◆ SOURCE MATERIAL

++++++

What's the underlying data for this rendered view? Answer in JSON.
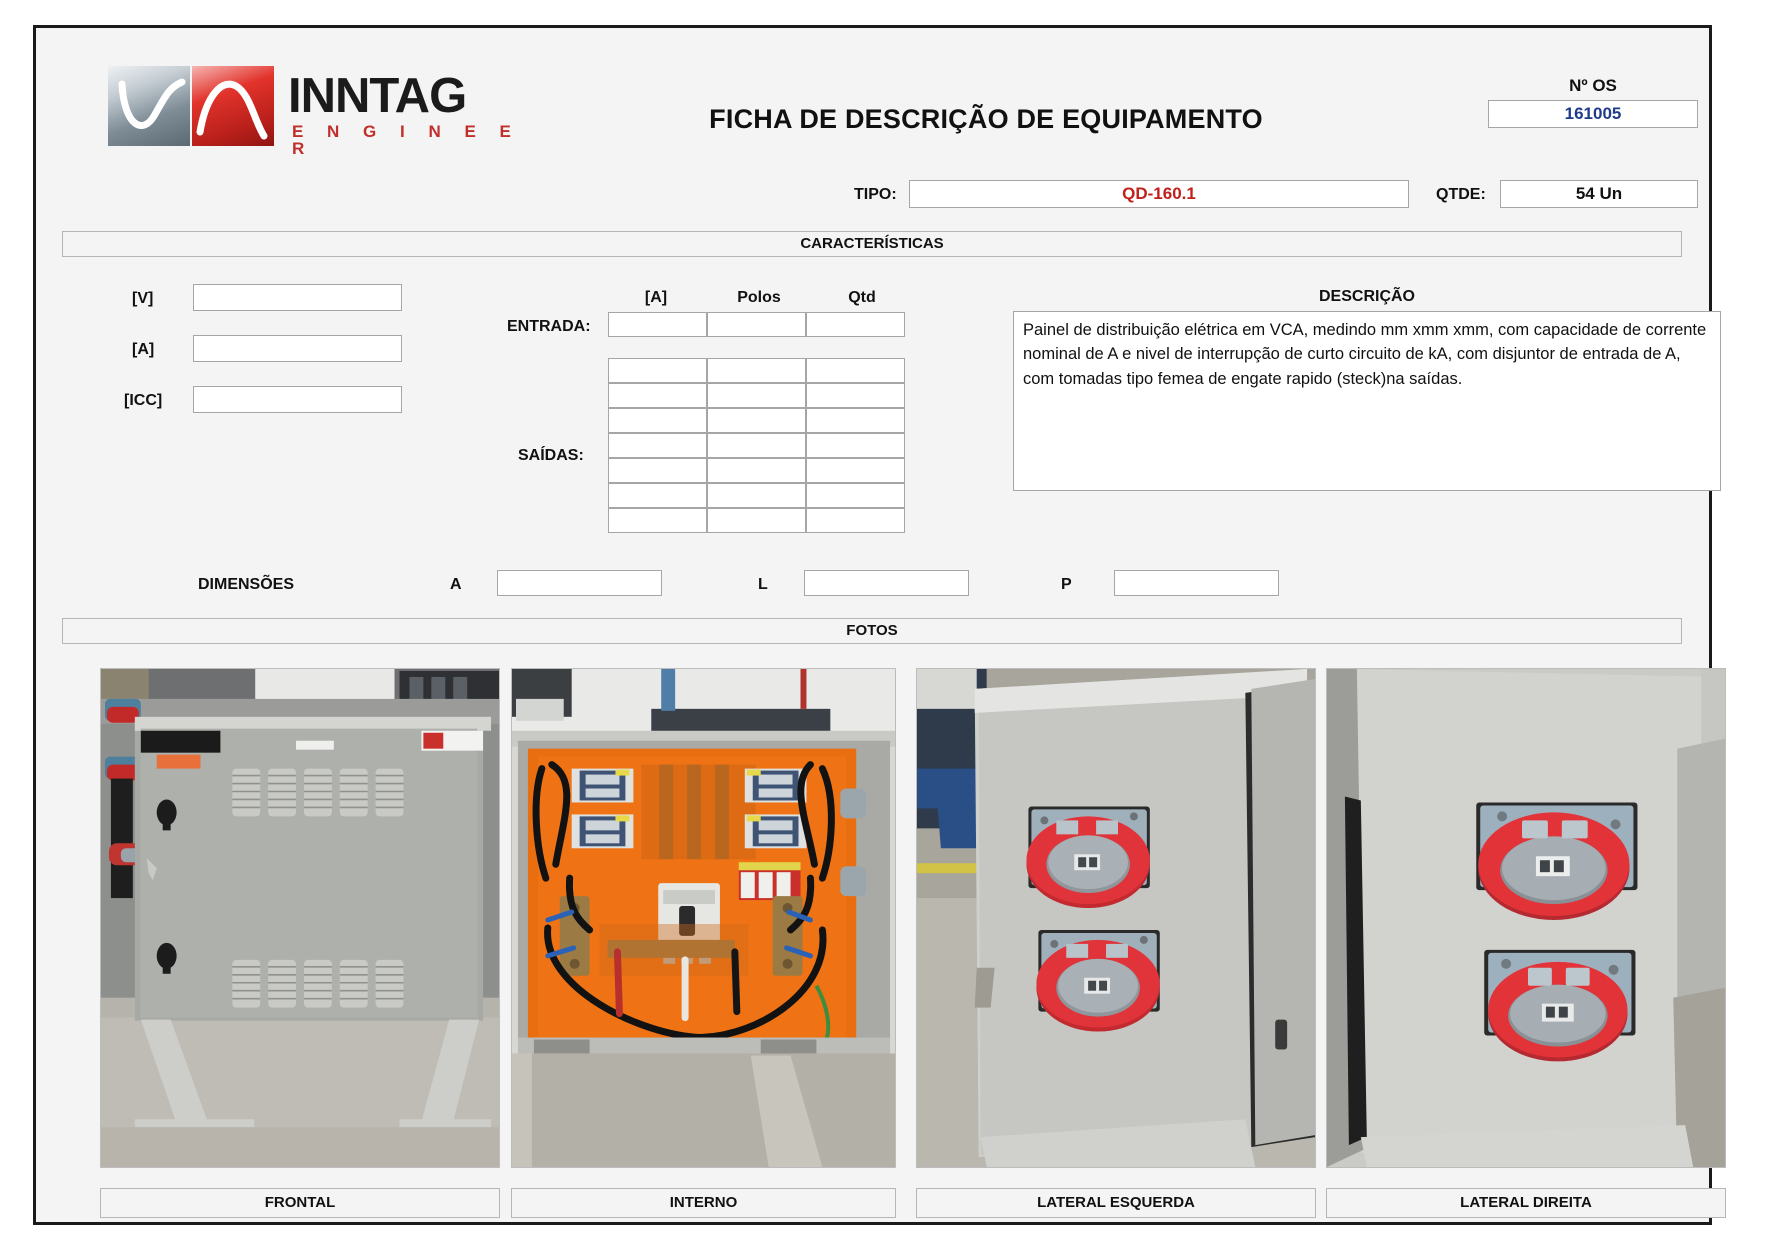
{
  "brand": {
    "name": "INNTAG",
    "tagline": "E N G I N E E R",
    "logo_gray_hex": "#7f8d97",
    "logo_red_hex": "#e2332c",
    "tagline_hex": "#c0302b"
  },
  "header": {
    "title": "FICHA DE DESCRIÇÃO DE EQUIPAMENTO",
    "os_label": "Nº OS",
    "os_value": "161005",
    "os_value_hex": "#1f3b8c",
    "tipo_label": "TIPO:",
    "tipo_value": "QD-160.1",
    "tipo_value_hex": "#c1201a",
    "qtde_label": "QTDE:",
    "qtde_value": "54 Un"
  },
  "sections": {
    "caracteristicas": "CARACTERÍSTICAS",
    "fotos": "FOTOS"
  },
  "ratings": {
    "v_label": "[V]",
    "v_value": "",
    "a_label": "[A]",
    "a_value": "",
    "icc_label": "[ICC]",
    "icc_value": ""
  },
  "circuits": {
    "columns": [
      "[A]",
      "Polos",
      "Qtd"
    ],
    "entrada_label": "ENTRADA:",
    "entrada_row": [
      "",
      "",
      ""
    ],
    "saidas_label": "SAÍDAS:",
    "saidas_rows": [
      [
        "",
        "",
        ""
      ],
      [
        "",
        "",
        ""
      ],
      [
        "",
        "",
        ""
      ],
      [
        "",
        "",
        ""
      ],
      [
        "",
        "",
        ""
      ],
      [
        "",
        "",
        ""
      ],
      [
        "",
        "",
        ""
      ]
    ]
  },
  "descricao": {
    "title": "DESCRIÇÃO",
    "text": "Painel de distribuição elétrica em VCA, medindo mm xmm xmm, com capacidade de corrente nominal de A e nivel de interrupção de curto circuito de kA, com disjuntor de entrada de A, com tomadas tipo femea de engate rapido (steck)na saídas."
  },
  "dimensoes": {
    "label": "DIMENSÕES",
    "a_label": "A",
    "a_value": "",
    "l_label": "L",
    "l_value": "",
    "p_label": "P",
    "p_value": ""
  },
  "photos": [
    {
      "caption": "FRONTAL",
      "alt": "photo-cabinet-front"
    },
    {
      "caption": "INTERNO",
      "alt": "photo-cabinet-interior"
    },
    {
      "caption": "LATERAL ESQUERDA",
      "alt": "photo-cabinet-left-side"
    },
    {
      "caption": "LATERAL DIREITA",
      "alt": "photo-cabinet-right-side"
    }
  ]
}
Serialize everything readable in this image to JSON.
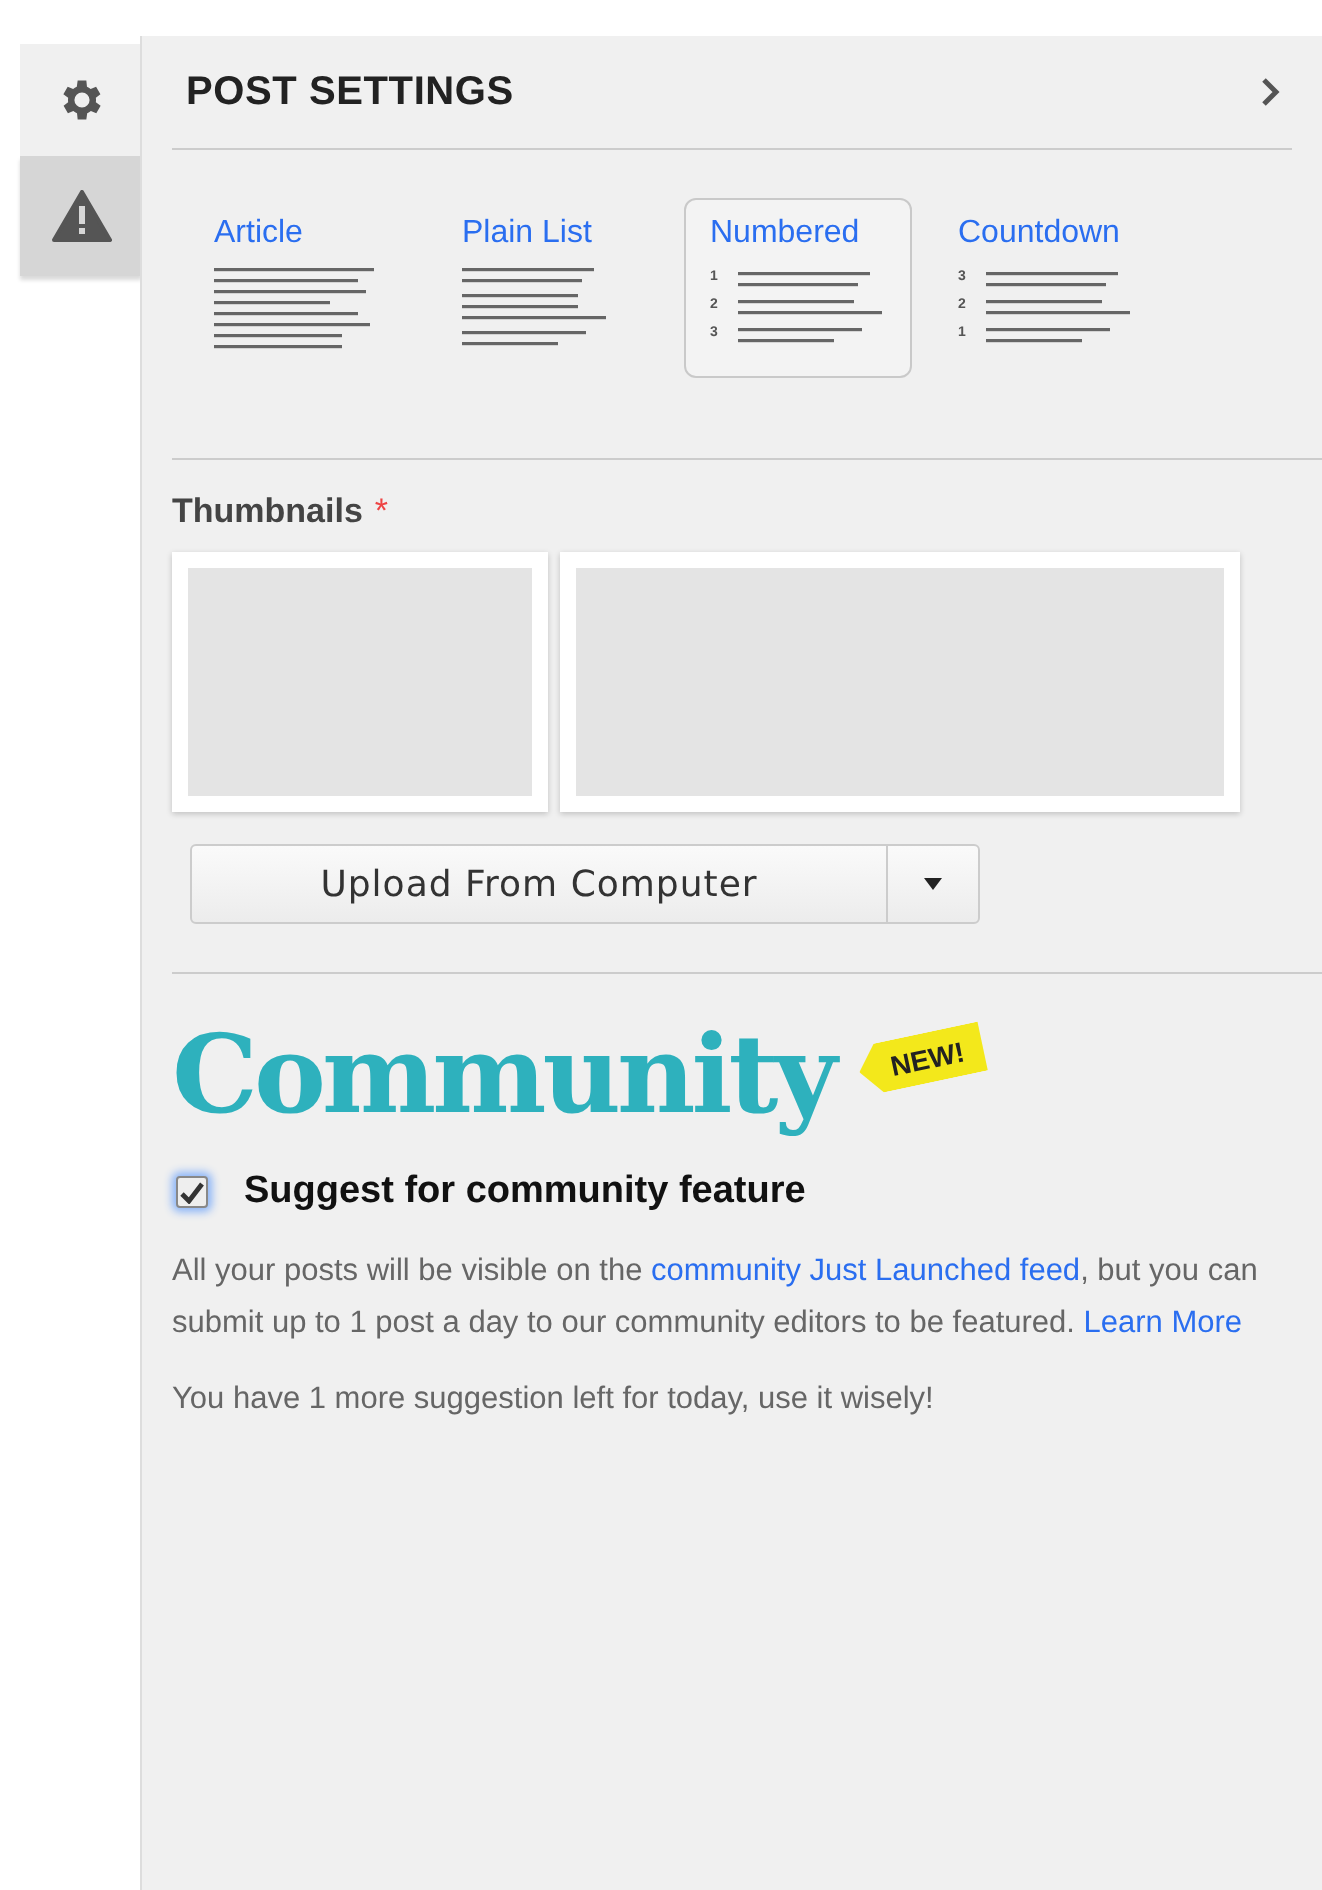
{
  "side_tabs": [
    {
      "kind": "gear",
      "selected": false
    },
    {
      "kind": "warning",
      "selected": true
    }
  ],
  "panel": {
    "title": "POST SETTINGS"
  },
  "layouts": [
    {
      "label": "Article",
      "kind": "text",
      "selected": false
    },
    {
      "label": "Plain List",
      "kind": "list",
      "selected": false
    },
    {
      "label": "Numbered",
      "kind": "numbered",
      "numbers": [
        "1",
        "2",
        "3"
      ],
      "selected": true
    },
    {
      "label": "Countdown",
      "kind": "numbered",
      "numbers": [
        "3",
        "2",
        "1"
      ],
      "selected": false
    }
  ],
  "thumbnails": {
    "label": "Thumbnails",
    "required_mark": "*",
    "upload_button": "Upload From Computer"
  },
  "community": {
    "logo": "Community",
    "badge": "NEW!",
    "checkbox": {
      "label": "Suggest for community feature",
      "checked": true
    },
    "description": [
      {
        "kind": "text",
        "text": "All your posts will be visible on the "
      },
      {
        "kind": "link",
        "text": "community Just Launched feed"
      },
      {
        "kind": "text",
        "text": ", but you can submit up to 1 post a day to our community editors to be featured. "
      },
      {
        "kind": "link",
        "text": "Learn More"
      }
    ],
    "note": "You have 1 more suggestion left for today, use it wisely!"
  }
}
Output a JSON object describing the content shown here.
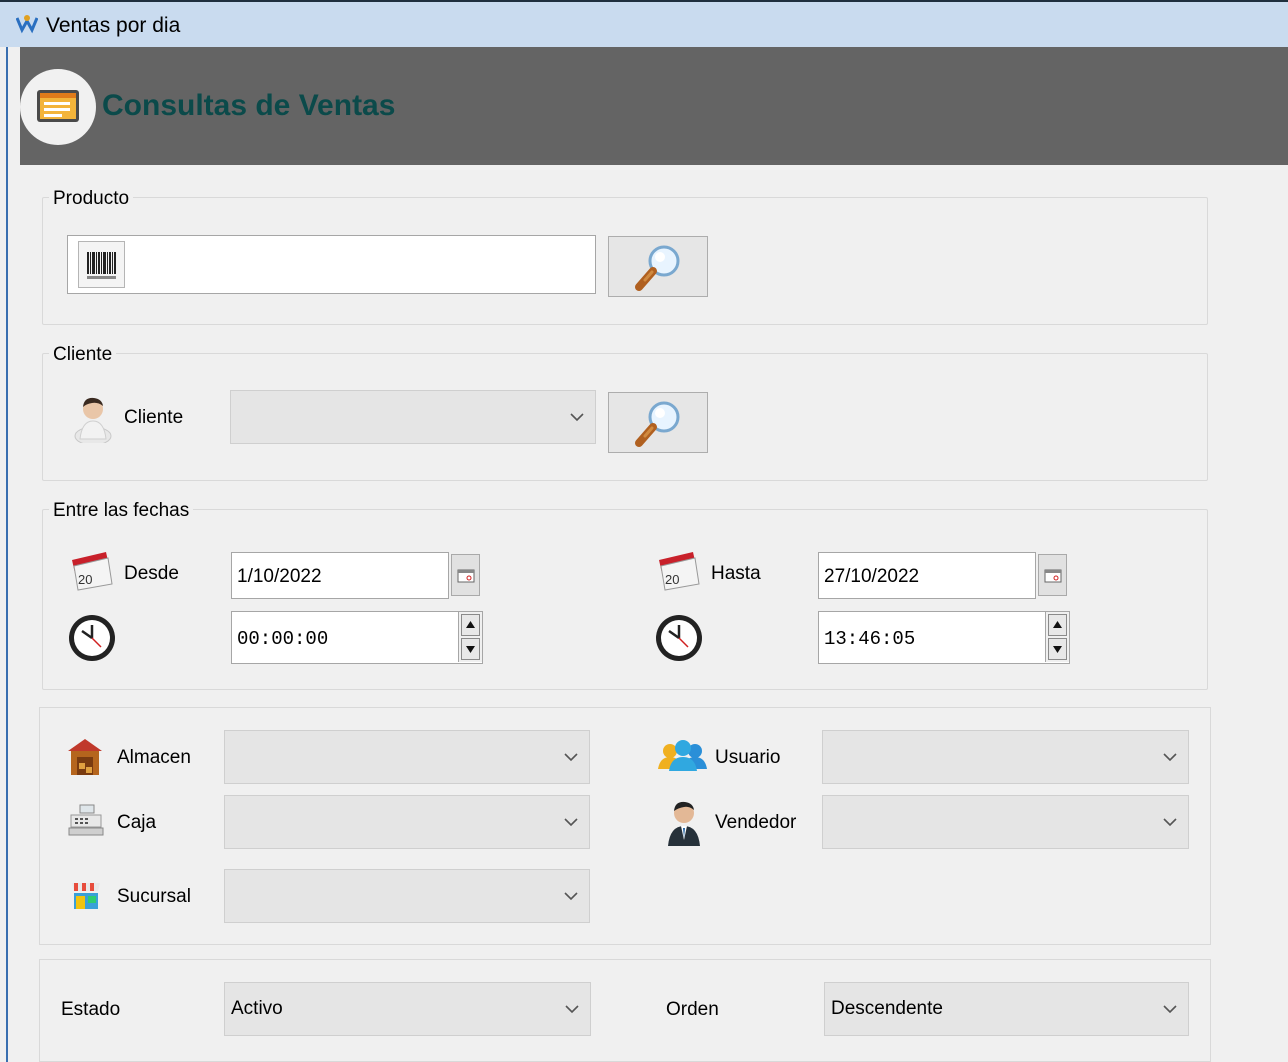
{
  "window": {
    "title": "Ventas por dia"
  },
  "header": {
    "title": "Consultas de Ventas",
    "icon": "report-window-icon"
  },
  "producto": {
    "legend": "Producto",
    "value": "",
    "search_icon": "magnifier-icon"
  },
  "cliente": {
    "legend": "Cliente",
    "label": "Cliente",
    "value": ""
  },
  "fechas": {
    "legend": "Entre las fechas",
    "desde_label": "Desde",
    "desde_date": "1/10/2022",
    "desde_time": "00:00:00",
    "hasta_label": "Hasta",
    "hasta_date": "27/10/2022",
    "hasta_time": "13:46:05"
  },
  "filtros": {
    "almacen_label": "Almacen",
    "caja_label": "Caja",
    "sucursal_label": "Sucursal",
    "usuario_label": "Usuario",
    "vendedor_label": "Vendedor"
  },
  "opciones": {
    "estado_label": "Estado",
    "estado_value": "Activo",
    "orden_label": "Orden",
    "orden_value": "Descendente"
  },
  "colors": {
    "header_bg": "#646464",
    "header_text": "#0b4a4a",
    "titlebar_bg": "#c9dbef"
  }
}
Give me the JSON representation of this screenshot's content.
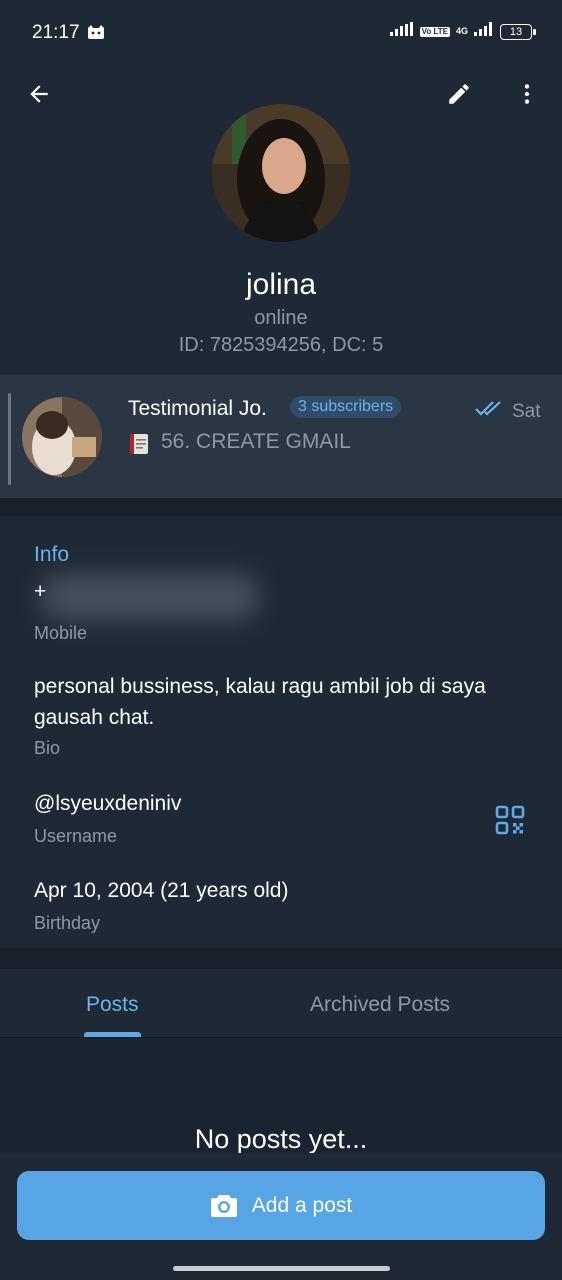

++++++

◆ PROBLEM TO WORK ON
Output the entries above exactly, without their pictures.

◆ WORKED SOLUTION
What's the underlying data for this rendered view? Answer in JSON.
{
  "brand": {
    "name": "INNTAG",
    "tagline": "E N G I N E E R",
    "logo_gray_hex": "#7f8d97",
    "logo_red_hex": "#e2332c",
    "tagline_hex": "#c0302b"
  },
  "header": {
    "title": "FICHA DE DESCRIÇÃO DE EQUIPAMENTO",
    "os_label": "Nº OS",
    "os_value": "161005",
    "os_value_hex": "#1f3b8c",
    "tipo_label": "TIPO:",
    "tipo_value": "QD-160.1",
    "tipo_value_hex": "#c1201a",
    "qtde_label": "QTDE:",
    "qtde_value": "54 Un"
  },
  "sections": {
    "caracteristicas": "CARACTERÍSTICAS",
    "fotos": "FOTOS"
  },
  "ratings": {
    "v_label": "[V]",
    "v_value": "",
    "a_label": "[A]",
    "a_value": "",
    "icc_label": "[ICC]",
    "icc_value": ""
  },
  "circuits": {
    "columns": [
      "[A]",
      "Polos",
      "Qtd"
    ],
    "entrada_label": "ENTRADA:",
    "entrada_row": [
      "",
      "",
      ""
    ],
    "saidas_label": "SAÍDAS:",
    "saidas_rows": [
      [
        "",
        "",
        ""
      ],
      [
        "",
        "",
        ""
      ],
      [
        "",
        "",
        ""
      ],
      [
        "",
        "",
        ""
      ],
      [
        "",
        "",
        ""
      ],
      [
        "",
        "",
        ""
      ],
      [
        "",
        "",
        ""
      ]
    ]
  },
  "descricao": {
    "title": "DESCRIÇÃO",
    "text": "Painel de distribuição elétrica em VCA, medindo mm xmm xmm, com capacidade de corrente nominal de A e nivel de interrupção de curto circuito de kA, com disjuntor de entrada de A, com tomadas tipo femea de engate rapido (steck)na saídas."
  },
  "dimensoes": {
    "label": "DIMENSÕES",
    "a_label": "A",
    "a_value": "",
    "l_label": "L",
    "l_value": "",
    "p_label": "P",
    "p_value": ""
  },
  "photos": [
    {
      "caption": "FRONTAL",
      "alt": "photo-cabinet-front"
    },
    {
      "caption": "INTERNO",
      "alt": "photo-cabinet-interior"
    },
    {
      "caption": "LATERAL ESQUERDA",
      "alt": "photo-cabinet-left-side"
    },
    {
      "caption": "LATERAL DIREITA",
      "alt": "photo-cabinet-right-side"
    }
  ]
}
Serialize everything readable in this image to JSON.
{
  "side_tabs": [
    {
      "kind": "gear",
      "selected": false
    },
    {
      "kind": "warning",
      "selected": true
    }
  ],
  "panel": {
    "title": "POST SETTINGS"
  },
  "layouts": [
    {
      "label": "Article",
      "kind": "text",
      "selected": false
    },
    {
      "label": "Plain List",
      "kind": "list",
      "selected": false
    },
    {
      "label": "Numbered",
      "kind": "numbered",
      "numbers": [
        "1",
        "2",
        "3"
      ],
      "selected": true
    },
    {
      "label": "Countdown",
      "kind": "numbered",
      "numbers": [
        "3",
        "2",
        "1"
      ],
      "selected": false
    }
  ],
  "thumbnails": {
    "label": "Thumbnails",
    "required_mark": "*",
    "upload_button": "Upload From Computer"
  },
  "community": {
    "logo": "Community",
    "badge": "NEW!",
    "checkbox": {
      "label": "Suggest for community feature",
      "checked": true
    },
    "description": [
      {
        "kind": "text",
        "text": "All your posts will be visible on the "
      },
      {
        "kind": "link",
        "text": "community Just Launched feed"
      },
      {
        "kind": "text",
        "text": ", but you can submit up to 1 post a day to our community editors to be featured. "
      },
      {
        "kind": "link",
        "text": "Learn More"
      }
    ],
    "note": "You have 1 more suggestion left for today, use it wisely!"
  }
}
Output a JSON object describing the content shown here.
{
  "window": {
    "title": "Ventas por dia"
  },
  "header": {
    "title": "Consultas de Ventas",
    "icon": "report-window-icon"
  },
  "producto": {
    "legend": "Producto",
    "value": "",
    "search_icon": "magnifier-icon"
  },
  "cliente": {
    "legend": "Cliente",
    "label": "Cliente",
    "value": ""
  },
  "fechas": {
    "legend": "Entre las fechas",
    "desde_label": "Desde",
    "desde_date": "1/10/2022",
    "desde_time": "00:00:00",
    "hasta_label": "Hasta",
    "hasta_date": "27/10/2022",
    "hasta_time": "13:46:05"
  },
  "filtros": {
    "almacen_label": "Almacen",
    "caja_label": "Caja",
    "sucursal_label": "Sucursal",
    "usuario_label": "Usuario",
    "vendedor_label": "Vendedor"
  },
  "opciones": {
    "estado_label": "Estado",
    "estado_value": "Activo",
    "orden_label": "Orden",
    "orden_value": "Descendente"
  },
  "colors": {
    "header_bg": "#646464",
    "header_text": "#0b4a4a",
    "titlebar_bg": "#c9dbef"
  }
}
Give me the JSON representation of this screenshot's content.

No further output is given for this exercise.